Drip irrigation systems efficiently deliver water to crops, reducing wastage. Rotational grazing and crop rotation improve soil health and water retention. Using drought-resistant crops can minimize the need for excessive watering. Soil moisture sensors help farmers apply water only when necessary, ensuring optimal use.

What are the environmental impacts of water conservation?

Water conservation helps maintain natural ecosystems by keeping rivers, lakes, and reservoirs at sustainable levels. It reduces the need for energy-intensive water treatment processes, lowering greenhouse gas emissions. Conserving water also protects wetlands, which are critical habitats for many species.

How does conserving water contribute to energy savings?

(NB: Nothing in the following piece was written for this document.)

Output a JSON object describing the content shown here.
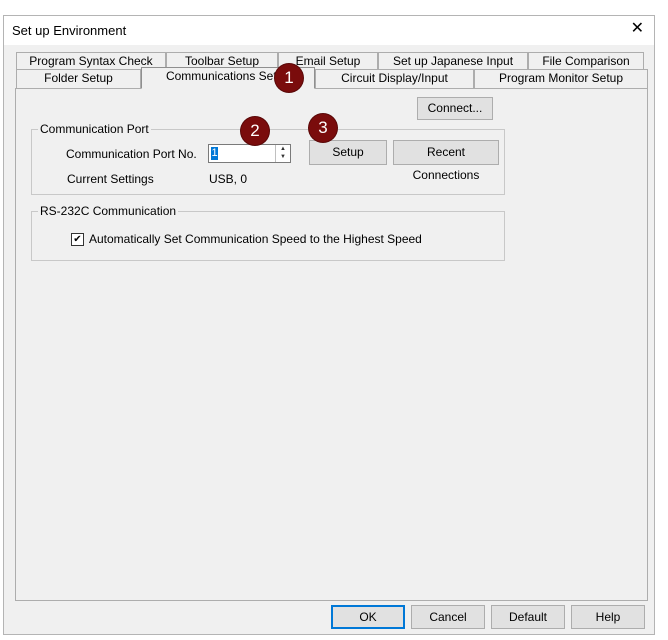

Water and energy are closely linked. Treating and pumping water requires a lot of energy. By using less water, less energy is needed, lowering greenhouse gas emissions. Simple actions like reducing shower time can save both water and the energy used to heat the water.

What role do local communities play in the success of water conservation initiatives?

Community involvement is crucial. Educational programs and outreach can raise awareness about the importance of water conservation. Local partnerships can implement conservation projects like rain gardens or water-efficient landscaping. Residents can also support local policies that promote sustainable water use.

How can businesses adopt water conservation strategies in their operations?

Businesses can install water-efficient fixtures and regularly inspect for leaks. They can recycle water used in processes and invest in water-saving technologies. Employee training and incentive programs encourage water-saving behaviors. By monitoring usage, businesses can identify areas for improvement and implement effective water management plans.